Italy's president insisted on a visit to Germany Thursday that his country was neither "sick" nor posed a contagion risk to Europe through its post-election political deadlock.

"There's no Italy that has lost its direction. So there is no risk of contagion" as Europe battles a financial crisis, Giorgio Napolitano said.

For a country to be contagious it first had to be ill, the president added.

"We are not at all sick.
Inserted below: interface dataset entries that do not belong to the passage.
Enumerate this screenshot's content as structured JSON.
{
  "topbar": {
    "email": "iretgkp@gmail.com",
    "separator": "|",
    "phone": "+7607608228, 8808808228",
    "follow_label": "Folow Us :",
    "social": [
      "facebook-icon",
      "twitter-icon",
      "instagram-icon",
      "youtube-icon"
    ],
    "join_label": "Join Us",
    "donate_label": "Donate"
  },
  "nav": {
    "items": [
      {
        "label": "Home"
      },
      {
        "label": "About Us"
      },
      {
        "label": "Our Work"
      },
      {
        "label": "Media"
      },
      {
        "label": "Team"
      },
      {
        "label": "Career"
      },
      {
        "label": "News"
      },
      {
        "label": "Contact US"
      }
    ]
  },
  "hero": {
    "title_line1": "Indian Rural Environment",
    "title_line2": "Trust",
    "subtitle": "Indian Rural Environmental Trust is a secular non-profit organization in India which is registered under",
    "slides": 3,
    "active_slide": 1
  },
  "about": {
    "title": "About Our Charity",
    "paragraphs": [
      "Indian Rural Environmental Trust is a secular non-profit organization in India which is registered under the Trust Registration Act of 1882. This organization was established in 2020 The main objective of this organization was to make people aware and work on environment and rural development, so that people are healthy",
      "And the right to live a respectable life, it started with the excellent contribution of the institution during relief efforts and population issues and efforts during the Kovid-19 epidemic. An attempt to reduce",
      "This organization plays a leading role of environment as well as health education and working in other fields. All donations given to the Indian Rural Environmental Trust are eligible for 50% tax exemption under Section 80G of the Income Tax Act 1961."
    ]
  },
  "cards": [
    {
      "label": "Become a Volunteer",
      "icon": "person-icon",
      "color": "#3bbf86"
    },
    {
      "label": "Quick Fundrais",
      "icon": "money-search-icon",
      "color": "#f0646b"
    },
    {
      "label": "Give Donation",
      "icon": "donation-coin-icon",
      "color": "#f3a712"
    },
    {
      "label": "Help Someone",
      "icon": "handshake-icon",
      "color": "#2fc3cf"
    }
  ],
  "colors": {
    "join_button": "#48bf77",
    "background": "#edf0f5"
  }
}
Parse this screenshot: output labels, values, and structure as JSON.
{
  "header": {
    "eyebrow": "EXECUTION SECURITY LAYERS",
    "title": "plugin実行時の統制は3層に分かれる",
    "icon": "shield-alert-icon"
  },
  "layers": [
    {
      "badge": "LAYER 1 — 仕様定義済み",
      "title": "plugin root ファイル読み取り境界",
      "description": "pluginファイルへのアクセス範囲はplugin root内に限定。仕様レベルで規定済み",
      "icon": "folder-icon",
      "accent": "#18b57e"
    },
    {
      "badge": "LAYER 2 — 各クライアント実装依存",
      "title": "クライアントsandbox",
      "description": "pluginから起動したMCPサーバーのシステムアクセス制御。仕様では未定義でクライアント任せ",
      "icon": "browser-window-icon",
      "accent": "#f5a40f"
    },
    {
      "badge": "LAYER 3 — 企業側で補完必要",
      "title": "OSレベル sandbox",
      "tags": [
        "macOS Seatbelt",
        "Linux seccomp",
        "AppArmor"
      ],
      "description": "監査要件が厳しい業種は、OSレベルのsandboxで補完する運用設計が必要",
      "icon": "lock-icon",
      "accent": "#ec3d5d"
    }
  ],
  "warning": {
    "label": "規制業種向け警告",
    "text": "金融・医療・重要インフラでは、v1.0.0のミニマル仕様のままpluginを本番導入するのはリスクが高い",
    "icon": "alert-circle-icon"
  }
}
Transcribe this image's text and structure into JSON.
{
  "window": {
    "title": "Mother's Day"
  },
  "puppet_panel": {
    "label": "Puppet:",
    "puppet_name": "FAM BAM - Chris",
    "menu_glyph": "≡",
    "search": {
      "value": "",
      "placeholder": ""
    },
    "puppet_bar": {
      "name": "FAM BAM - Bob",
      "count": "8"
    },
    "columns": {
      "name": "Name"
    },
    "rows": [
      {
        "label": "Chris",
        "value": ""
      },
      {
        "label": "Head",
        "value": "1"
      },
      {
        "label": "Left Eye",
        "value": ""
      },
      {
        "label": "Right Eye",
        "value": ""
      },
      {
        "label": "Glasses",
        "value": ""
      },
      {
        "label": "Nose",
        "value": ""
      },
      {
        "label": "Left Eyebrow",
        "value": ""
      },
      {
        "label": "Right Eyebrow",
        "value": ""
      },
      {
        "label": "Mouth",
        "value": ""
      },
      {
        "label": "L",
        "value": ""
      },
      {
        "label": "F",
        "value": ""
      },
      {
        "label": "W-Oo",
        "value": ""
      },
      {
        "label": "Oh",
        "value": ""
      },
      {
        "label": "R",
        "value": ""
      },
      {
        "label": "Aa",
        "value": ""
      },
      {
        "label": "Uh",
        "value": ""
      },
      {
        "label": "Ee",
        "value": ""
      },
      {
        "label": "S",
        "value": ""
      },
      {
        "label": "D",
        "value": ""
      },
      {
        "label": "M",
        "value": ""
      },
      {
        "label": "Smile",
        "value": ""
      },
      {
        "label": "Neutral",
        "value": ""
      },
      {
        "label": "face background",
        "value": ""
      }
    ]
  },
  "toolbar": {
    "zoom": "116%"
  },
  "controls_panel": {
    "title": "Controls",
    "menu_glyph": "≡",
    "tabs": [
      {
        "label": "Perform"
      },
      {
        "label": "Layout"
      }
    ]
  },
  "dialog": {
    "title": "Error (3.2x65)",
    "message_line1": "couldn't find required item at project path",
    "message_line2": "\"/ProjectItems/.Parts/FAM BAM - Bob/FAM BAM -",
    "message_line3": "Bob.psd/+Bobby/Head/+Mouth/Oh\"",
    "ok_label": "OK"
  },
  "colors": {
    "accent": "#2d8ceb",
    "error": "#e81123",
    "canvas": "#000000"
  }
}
We have a complicated election result," he told reporters.

Italy held an inconclusive general election this week that left it with no workable majority in parliament.

"I am sure that in the coming weeks an Italian government will be formed," Napolitano said and stressed the government of outgoing Prime Minister Mario Monti was still in office and would represent the country at an EU summit next month.

"I want to say something here clearly: Italy is currently not without a government," he said, standing beside German President Joachim Gauck with whom he had held talks.

He also described as "regrettable" a diplomatic spat which prompted him to cancel talks, set for late Wednesday, with a German opposition politician bidding to unseat Chancellor Angela Merkel in this year's general elections.

Peer Steinbrueck had called two of the candidates in Italy's elections "clowns".

The Italian president said he would have been pleased to talk with a member of Germany's opposition.

People were free to think what they wanted, but in this case, "balance" and "discretion" were called for, said the president.

"When one speaks about certain things with respect to another country, a friendly, allied country, and which concerns the result of free elections, then one must really be very balanced in one's choice of words and really show discretion as regards the relationship between two countries," he said.